Beyond this, one of the most repeated pieces of writing advice for aspiring authors is to read whatever they can get their hands on to learn what works and doesn’t. This is solid advice, and I certainly don’t disagree.
There comes a point, however, when the nascent writer has to take down the scaffolding of other voices. The question is this: What voice is left after the scaffolding disappears?
By voice, I mean the characteristic style of your writing that lets the reader know you are the author—the lyric rhythm, the straightforward prose, the sardonic wit. Your voice is the point of contact between you and the worlds and words you create.
Getting out from the shadow of other writers is a complicated process. The more you write; the more confidence you gain in making the writing sound the way you want it to. This doesn’t mean you can’t or shouldn’t be influenced by others. That’s unavoidable. And, in fact, your individuality as a unique content creator comes through because of your background, not in spite of it.
But make sure that you aren’t drowning yourself out because you want your writing to sound more like [insert famous writer here]. This isn’t always a conscious process, but when you review what you’ve written, you’ll likely see the places you’ve leaned on others instead of speaking as you.
Here are some questions to ask yourself:
- Did you learn to write by emulating others? What impact do you think this had?
- Who are your influences as a writer?
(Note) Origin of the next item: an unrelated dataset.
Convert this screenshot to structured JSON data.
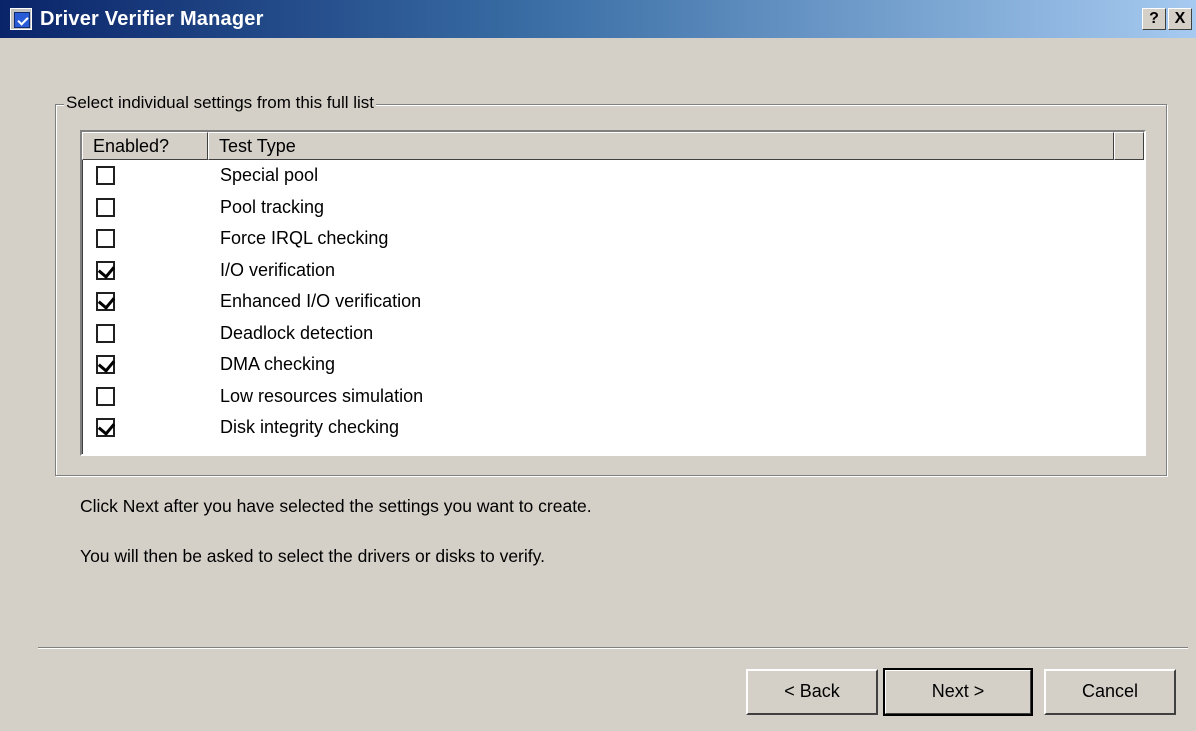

- Which characteristics of their writing do you enjoy the most? Which do you hope to capture in your own writing?
- How would you describe the way your writing comes across? Sarcastic? Lean? Flowing?
- Does this style seem natural?
- How does your background make you unique?
- After reviewing your writing, how does it compare to the writing of those who have influenced you?
The Writer’s Checkup
Read the intro for background.